Within speech pathology, swallowing has only come around since the 1980s,” Humbert said. “We’re trying to get some sun so we can grow. Ultimately, swallowing makes a big difference in terms of medical status.

“If somebody cannot walk but is otherwise healthy, or cannot speak but is otherwise healthy, that is not the same kind of medical concern. Swallowing is how you get your nutrition, your hydration, your meds — so while we might not get as much sun as we’d like, the patients really need this exposure.”

To build bridges across the related areas of expertise, the think tank brought together speech-language pathologists along with UF experts in neurology, neuroscience and neurogenetics as well as anatomy, evolutionary biology, otolaryngology and kinesiology.

“It was a neat mixture of minds to think about something that flies under the radar but is an extremely important problem,” said Todd Golde, M.D., Ph.D., executive director of the Evelyn F. and William L. McKnight Brain Institute of the University of Florida, who served on the think tank’s scientific expert panel.

Current therapies are guided by the cause of the dysphagia, the severity and the prognosis, and success rates vary. Treatments range from breathing exercises to strengthen the muscles involved with swallowing to injecting fat to help bulk up the paretic vocal fold or injecting Botox to relax the area.

With several ongoing externally funded research studies, the Swallowing Systems Core team is working to expand the options. In one clinical trial, supported by the National Institutes of Health, Humbert is investigating the use of biofeedback, or using X-rays that show patients live video images of their own swallowing movements to help them understand what is happening on the inside and how well they are protecting the airway.

Plowman has a new five-year grant from the National Institute of Neurological Disorders and Stroke to determine underlying mechanisms and progression of respiratory, speech and swallowing impairment to create the first predictive model of bulbar decline in patients with ALS. She is also co-investigator of an NIH-funded study with Laura P.W. Ranum, Ph.D., director of the UF Center for NeuroGenetics, evaluating the efficacy of a set of novel therapeutics in a mouse model of ALS.

As a scientific collaborator, Ranum views Plowman’s work through one lens. As the spouse of a patient, she views it through another. Bert Ranum is her husband.

Laura Ranum, a professor of molecular genetics and microbiology, says that from both a research point of view and a health care point of view, she feels fortunate to be in an environment where Plowman and Humbert are.

In her husband’s sessions with Plowman, he works on building strength and endurance, much as one would do pumping iron at the gym.
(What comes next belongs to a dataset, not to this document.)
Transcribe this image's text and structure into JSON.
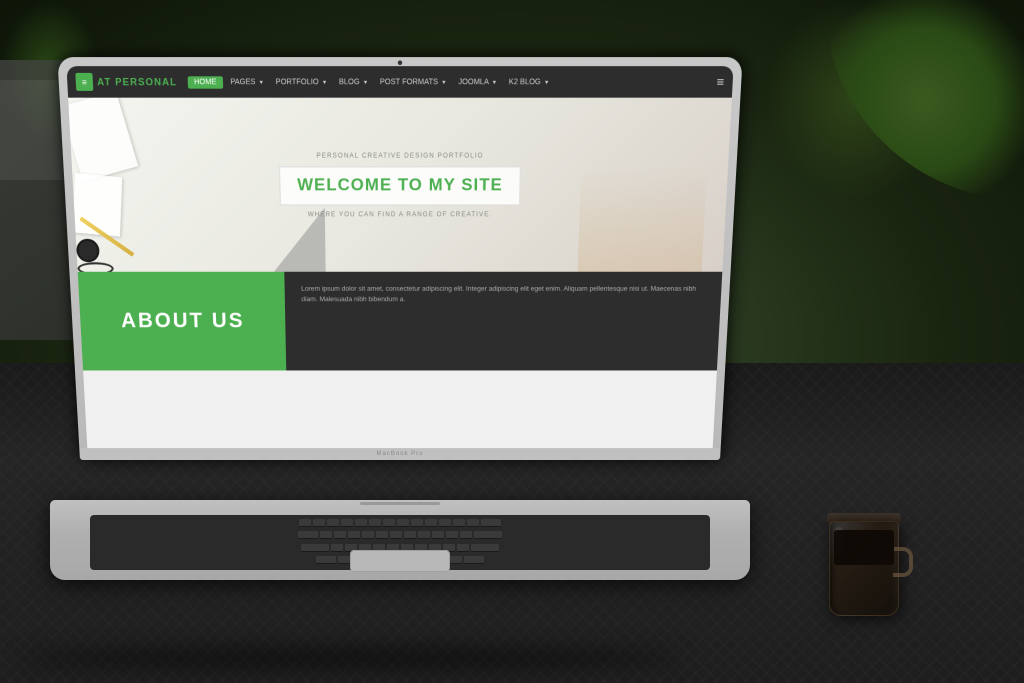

“Dr. Plowman has figured out how to keep breathing function working, and that’s a huge thing not just for ALS patients but also all neurodegenerative diseases,” Laura Ranum said. “There’s a common thread that many of them result in death from aspiration and resulting pneumonia, so if you can preserve the function of your breathing and your cough just by pumping a little ‘inspiratory and expiratory’ iron with these simple devices, I think that really makes a difference.

“We’re also excited about some of the therapeutic strategies we are testing in the lab, and we are hopeful the treatments might be available in time. And if not for Bert . . .,” Ranum’s voice catches as tears fall.

“. . . For others,” he finishes.